(Items from an interface collection)
+ + + + + + +

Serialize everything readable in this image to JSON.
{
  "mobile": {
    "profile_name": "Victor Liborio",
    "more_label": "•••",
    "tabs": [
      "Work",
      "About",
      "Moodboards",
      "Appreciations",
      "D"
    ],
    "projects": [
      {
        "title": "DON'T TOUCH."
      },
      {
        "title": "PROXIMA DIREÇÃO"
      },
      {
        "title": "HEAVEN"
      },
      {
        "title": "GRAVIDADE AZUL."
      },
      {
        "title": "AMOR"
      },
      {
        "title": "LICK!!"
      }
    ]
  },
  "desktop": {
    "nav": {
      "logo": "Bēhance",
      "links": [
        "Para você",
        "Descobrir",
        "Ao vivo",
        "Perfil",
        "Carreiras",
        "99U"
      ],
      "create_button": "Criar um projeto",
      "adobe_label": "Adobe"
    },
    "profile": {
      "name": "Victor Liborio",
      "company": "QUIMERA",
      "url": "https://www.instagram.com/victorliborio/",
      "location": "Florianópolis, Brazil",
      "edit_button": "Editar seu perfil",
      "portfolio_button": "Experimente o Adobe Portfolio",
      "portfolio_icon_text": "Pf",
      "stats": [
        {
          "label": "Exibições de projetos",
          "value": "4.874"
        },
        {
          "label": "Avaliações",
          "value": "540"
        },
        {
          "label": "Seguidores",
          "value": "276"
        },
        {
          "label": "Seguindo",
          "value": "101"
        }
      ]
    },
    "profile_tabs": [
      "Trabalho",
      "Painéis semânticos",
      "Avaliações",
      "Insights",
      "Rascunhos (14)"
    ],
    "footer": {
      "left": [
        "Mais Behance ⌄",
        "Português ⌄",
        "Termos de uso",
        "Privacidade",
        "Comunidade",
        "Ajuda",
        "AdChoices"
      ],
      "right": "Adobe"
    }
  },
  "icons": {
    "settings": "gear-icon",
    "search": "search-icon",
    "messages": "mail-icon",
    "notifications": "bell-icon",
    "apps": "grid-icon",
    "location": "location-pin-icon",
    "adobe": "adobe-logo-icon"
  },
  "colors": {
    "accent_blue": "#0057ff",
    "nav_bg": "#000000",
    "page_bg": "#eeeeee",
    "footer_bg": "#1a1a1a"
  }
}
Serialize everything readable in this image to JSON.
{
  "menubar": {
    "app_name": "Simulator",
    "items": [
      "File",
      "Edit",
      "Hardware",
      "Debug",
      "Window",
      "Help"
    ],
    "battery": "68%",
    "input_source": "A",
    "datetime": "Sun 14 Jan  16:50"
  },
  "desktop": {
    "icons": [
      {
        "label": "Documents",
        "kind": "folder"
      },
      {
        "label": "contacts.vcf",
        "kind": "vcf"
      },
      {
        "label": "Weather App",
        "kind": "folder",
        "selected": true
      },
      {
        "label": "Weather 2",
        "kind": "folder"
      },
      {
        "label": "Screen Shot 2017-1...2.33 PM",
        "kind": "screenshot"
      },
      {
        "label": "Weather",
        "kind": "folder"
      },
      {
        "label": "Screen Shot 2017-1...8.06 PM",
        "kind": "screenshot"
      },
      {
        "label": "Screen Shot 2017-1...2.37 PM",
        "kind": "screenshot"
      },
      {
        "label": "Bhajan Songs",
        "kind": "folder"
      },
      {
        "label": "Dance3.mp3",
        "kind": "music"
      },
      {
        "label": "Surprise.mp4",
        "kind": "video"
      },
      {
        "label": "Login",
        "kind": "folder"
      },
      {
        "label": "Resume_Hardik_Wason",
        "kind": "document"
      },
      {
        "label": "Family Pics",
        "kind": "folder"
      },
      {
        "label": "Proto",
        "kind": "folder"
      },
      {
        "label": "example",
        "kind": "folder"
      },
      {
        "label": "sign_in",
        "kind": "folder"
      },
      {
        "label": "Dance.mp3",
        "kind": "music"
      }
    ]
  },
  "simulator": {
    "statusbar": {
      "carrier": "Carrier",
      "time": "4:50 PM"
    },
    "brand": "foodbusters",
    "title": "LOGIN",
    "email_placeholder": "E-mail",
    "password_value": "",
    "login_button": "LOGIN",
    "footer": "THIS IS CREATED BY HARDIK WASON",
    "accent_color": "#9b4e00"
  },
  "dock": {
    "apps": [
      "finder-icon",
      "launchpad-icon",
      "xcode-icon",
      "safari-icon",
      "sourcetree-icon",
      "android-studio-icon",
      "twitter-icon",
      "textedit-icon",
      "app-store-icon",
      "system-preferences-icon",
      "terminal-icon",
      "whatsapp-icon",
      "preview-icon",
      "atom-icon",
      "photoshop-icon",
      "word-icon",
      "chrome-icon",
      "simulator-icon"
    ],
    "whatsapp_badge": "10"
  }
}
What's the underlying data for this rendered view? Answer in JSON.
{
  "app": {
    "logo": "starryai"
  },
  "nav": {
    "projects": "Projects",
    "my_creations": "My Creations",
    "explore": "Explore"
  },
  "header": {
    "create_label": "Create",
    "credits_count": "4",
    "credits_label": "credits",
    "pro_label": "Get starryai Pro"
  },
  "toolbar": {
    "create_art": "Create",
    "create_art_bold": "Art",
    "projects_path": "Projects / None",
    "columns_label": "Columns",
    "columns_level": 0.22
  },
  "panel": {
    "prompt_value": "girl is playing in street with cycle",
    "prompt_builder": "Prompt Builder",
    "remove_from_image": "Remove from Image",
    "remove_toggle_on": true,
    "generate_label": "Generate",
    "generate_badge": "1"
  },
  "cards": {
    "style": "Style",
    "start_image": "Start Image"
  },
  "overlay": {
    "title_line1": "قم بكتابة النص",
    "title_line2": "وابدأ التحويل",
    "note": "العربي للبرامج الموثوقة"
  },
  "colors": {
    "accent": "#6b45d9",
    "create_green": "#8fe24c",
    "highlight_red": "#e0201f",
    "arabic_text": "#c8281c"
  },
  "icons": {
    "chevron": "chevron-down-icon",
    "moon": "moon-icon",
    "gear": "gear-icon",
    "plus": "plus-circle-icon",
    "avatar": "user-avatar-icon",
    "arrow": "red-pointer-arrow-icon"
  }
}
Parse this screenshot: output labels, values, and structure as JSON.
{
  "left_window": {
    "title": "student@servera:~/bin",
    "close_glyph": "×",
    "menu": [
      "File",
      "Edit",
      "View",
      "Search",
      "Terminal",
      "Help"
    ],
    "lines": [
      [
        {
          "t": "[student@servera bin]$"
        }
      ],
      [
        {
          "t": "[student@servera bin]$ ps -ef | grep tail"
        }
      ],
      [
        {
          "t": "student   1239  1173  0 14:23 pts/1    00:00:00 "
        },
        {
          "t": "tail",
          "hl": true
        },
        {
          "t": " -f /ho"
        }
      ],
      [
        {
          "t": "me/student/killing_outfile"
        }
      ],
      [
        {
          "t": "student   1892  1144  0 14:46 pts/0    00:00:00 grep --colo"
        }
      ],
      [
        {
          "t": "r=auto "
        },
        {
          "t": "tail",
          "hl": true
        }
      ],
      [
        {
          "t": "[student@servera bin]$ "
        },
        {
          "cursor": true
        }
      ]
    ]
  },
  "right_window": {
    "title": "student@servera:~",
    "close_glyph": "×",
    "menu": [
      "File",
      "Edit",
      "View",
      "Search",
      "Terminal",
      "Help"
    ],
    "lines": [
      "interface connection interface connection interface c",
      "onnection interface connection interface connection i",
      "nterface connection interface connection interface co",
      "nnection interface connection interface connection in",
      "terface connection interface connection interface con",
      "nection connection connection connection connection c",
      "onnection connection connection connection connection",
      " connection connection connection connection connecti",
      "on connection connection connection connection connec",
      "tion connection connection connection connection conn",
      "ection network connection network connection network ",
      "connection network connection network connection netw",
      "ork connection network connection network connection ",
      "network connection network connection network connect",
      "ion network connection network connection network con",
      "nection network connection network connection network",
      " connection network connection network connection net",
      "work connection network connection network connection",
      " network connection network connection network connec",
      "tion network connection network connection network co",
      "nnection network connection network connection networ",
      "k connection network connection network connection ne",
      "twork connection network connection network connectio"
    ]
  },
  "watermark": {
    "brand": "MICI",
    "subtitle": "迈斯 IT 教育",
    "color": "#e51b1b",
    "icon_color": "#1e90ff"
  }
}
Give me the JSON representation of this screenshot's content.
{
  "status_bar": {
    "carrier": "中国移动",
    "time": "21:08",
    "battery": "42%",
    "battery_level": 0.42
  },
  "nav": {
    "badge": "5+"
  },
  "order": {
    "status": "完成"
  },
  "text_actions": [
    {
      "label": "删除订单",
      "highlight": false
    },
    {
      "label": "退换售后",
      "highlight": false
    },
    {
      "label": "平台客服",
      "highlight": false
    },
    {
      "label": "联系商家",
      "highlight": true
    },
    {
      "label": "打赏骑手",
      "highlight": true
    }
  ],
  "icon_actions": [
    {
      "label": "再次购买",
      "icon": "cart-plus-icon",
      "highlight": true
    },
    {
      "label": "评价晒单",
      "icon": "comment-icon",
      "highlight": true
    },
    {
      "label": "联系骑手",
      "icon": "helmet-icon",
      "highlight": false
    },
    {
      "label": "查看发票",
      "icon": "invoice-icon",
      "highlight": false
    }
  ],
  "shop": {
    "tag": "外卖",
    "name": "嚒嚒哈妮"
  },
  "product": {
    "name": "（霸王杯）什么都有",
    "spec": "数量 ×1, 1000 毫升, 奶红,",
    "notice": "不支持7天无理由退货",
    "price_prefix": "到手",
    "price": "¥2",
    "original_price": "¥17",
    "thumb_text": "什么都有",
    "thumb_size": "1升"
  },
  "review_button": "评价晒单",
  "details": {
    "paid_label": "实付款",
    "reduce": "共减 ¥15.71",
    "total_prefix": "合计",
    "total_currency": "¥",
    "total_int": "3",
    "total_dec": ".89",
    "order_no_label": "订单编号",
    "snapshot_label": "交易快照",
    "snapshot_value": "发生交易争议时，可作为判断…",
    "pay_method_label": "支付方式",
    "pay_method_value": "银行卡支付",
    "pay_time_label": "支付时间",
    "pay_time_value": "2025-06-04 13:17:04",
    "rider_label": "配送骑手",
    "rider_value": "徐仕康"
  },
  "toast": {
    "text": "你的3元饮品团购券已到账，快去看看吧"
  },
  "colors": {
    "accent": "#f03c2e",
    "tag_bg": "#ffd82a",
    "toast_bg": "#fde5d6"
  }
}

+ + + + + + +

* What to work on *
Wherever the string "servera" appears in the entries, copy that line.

* Response to the task *
    "title": "student@servera:~/bin",
          "t": "[student@servera bin]$"
          "t": "[student@servera bin]$ ps -ef | grep tail"
          "t": "[student@servera bin]$ "
    "title": "student@servera:~",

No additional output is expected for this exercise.